◆ Dataset:

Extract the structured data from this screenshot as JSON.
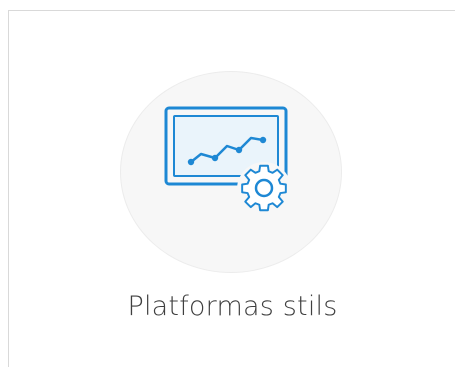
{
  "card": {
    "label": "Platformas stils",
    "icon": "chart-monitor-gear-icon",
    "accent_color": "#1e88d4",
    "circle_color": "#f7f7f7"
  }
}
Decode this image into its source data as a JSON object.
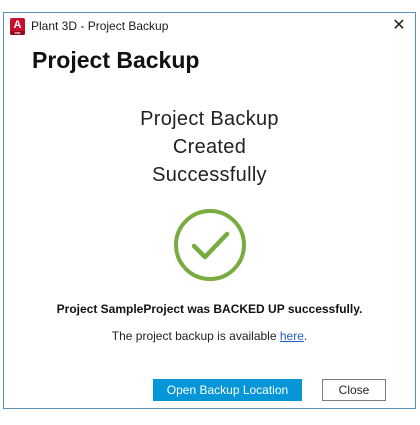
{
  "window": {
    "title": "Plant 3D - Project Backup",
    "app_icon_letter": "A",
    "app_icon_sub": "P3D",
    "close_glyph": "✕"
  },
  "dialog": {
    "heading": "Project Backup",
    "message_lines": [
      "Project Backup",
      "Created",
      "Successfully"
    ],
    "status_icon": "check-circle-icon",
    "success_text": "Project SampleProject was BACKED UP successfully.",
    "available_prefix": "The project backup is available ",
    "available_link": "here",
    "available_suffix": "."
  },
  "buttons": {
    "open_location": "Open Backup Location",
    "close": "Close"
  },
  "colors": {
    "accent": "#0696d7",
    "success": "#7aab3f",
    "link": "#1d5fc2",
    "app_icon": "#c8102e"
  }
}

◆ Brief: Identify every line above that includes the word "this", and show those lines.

◆ Final answer:
Extract the structured data from this screenshot as JSON.
Decode this image into its source data as a JSON object.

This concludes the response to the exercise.